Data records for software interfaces
- - - - - - -

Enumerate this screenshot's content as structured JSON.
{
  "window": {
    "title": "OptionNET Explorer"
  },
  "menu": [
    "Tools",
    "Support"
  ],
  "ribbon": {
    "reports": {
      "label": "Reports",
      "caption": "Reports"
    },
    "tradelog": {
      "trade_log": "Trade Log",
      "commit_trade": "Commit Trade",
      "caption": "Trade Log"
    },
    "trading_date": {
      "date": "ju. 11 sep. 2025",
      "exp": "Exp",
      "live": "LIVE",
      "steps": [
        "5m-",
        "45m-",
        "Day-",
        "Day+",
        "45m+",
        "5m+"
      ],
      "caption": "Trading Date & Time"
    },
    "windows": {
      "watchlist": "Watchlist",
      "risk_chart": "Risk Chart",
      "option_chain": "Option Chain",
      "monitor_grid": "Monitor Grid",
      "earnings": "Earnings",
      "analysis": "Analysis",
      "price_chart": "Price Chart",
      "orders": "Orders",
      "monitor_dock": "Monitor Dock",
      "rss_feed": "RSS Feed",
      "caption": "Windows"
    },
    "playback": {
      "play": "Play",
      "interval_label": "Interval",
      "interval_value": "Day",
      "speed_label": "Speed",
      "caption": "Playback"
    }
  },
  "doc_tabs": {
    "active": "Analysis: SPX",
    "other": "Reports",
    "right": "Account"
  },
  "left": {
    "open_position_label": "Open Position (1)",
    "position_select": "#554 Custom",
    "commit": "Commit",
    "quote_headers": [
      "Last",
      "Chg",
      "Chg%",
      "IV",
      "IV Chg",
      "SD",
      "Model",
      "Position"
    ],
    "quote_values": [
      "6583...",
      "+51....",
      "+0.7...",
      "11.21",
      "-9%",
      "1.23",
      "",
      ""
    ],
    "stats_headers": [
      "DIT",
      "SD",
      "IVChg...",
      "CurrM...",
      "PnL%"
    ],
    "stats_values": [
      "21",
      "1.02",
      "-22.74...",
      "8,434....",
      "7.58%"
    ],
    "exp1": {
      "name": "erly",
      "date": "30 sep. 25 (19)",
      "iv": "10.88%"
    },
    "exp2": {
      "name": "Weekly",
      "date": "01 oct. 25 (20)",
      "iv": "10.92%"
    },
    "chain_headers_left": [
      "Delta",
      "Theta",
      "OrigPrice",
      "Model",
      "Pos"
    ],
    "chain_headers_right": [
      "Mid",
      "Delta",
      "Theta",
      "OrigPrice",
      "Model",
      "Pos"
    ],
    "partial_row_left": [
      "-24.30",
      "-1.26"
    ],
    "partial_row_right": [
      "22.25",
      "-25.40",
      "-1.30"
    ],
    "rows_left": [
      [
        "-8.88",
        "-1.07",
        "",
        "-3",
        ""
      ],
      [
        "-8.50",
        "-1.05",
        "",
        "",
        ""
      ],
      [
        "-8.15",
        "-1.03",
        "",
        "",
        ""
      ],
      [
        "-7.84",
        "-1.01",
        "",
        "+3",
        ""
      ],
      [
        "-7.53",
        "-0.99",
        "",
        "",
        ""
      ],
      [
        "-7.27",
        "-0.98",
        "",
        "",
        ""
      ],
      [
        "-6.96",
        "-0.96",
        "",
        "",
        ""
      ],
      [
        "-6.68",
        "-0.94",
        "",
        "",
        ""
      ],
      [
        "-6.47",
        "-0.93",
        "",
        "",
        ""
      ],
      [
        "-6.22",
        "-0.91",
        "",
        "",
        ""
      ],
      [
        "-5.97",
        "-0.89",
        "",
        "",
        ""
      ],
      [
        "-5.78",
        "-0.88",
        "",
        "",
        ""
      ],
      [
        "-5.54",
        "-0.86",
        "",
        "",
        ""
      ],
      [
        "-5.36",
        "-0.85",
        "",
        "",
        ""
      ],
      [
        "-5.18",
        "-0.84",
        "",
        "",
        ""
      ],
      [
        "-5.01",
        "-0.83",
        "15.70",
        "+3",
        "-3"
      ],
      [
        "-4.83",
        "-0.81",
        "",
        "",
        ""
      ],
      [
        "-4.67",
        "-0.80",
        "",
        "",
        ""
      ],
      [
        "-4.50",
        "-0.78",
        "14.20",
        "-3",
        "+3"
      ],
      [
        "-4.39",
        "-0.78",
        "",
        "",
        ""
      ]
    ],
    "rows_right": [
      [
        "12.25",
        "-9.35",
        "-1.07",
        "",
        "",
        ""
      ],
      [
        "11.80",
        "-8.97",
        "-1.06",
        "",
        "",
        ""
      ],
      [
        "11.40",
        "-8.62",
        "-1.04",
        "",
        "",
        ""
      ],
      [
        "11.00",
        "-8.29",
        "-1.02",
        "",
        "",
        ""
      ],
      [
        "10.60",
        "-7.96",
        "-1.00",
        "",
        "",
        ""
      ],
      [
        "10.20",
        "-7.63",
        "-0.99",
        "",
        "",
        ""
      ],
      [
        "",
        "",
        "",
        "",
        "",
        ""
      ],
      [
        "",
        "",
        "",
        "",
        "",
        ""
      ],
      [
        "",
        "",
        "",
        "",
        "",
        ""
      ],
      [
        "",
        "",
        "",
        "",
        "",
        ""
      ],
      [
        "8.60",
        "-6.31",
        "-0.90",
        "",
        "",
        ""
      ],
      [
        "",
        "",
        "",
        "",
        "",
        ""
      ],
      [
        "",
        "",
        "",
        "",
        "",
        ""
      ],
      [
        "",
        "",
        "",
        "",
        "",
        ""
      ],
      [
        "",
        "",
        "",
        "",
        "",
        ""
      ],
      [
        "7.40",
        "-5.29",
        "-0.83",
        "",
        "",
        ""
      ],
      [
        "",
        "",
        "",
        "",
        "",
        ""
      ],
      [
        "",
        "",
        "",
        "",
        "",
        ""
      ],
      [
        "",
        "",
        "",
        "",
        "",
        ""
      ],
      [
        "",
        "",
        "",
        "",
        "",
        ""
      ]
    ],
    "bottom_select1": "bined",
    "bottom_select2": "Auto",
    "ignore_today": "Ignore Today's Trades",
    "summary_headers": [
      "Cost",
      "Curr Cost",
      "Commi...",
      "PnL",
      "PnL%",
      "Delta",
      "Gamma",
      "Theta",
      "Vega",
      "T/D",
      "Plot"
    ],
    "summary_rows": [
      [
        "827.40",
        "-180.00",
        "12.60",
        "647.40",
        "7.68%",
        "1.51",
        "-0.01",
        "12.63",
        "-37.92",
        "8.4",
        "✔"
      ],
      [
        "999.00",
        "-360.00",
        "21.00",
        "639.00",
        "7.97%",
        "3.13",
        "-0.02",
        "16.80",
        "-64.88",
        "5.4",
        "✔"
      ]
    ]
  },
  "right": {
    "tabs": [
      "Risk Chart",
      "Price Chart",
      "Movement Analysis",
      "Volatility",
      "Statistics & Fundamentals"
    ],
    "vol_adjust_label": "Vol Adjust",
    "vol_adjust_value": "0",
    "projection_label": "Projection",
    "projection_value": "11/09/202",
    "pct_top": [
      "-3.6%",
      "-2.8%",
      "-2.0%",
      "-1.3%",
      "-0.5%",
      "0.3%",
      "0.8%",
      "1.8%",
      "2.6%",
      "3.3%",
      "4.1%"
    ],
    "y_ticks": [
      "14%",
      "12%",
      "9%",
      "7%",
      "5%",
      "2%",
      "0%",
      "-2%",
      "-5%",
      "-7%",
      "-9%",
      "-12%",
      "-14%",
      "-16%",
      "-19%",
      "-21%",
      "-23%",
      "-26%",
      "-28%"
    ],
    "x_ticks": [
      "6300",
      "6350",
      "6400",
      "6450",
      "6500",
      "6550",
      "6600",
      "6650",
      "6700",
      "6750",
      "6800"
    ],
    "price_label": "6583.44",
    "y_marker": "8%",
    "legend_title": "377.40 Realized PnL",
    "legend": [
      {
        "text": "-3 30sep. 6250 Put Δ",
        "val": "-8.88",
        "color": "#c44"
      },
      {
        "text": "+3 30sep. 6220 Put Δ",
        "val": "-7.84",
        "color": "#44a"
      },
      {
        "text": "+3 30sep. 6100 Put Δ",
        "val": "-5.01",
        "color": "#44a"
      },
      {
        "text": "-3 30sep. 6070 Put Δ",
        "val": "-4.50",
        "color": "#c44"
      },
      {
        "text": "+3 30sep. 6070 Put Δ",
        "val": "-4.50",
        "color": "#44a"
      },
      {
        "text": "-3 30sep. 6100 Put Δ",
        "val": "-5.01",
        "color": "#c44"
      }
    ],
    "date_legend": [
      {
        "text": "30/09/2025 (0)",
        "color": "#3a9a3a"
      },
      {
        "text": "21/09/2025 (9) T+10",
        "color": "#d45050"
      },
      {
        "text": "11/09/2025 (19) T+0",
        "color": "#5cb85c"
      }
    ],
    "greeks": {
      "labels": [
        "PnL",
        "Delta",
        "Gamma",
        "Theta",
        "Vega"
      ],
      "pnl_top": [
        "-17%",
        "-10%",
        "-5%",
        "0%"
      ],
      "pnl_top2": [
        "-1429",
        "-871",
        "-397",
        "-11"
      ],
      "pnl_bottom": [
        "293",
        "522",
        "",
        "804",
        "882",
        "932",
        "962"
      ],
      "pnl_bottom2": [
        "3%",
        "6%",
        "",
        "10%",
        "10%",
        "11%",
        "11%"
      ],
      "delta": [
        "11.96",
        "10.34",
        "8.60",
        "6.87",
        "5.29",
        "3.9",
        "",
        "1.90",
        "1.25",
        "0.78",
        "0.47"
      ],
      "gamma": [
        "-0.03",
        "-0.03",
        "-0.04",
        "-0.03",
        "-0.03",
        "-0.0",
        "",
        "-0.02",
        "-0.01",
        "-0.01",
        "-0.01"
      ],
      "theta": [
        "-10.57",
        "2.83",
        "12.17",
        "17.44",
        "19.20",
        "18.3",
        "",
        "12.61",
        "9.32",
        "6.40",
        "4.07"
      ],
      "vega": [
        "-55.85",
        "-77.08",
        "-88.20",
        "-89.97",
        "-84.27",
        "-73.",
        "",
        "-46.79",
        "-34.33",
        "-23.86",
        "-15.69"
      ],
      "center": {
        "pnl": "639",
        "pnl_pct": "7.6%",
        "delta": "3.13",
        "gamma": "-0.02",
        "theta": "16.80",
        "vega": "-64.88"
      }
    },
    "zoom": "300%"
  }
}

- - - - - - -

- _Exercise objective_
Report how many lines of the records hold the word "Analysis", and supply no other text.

- _Problem solution_
3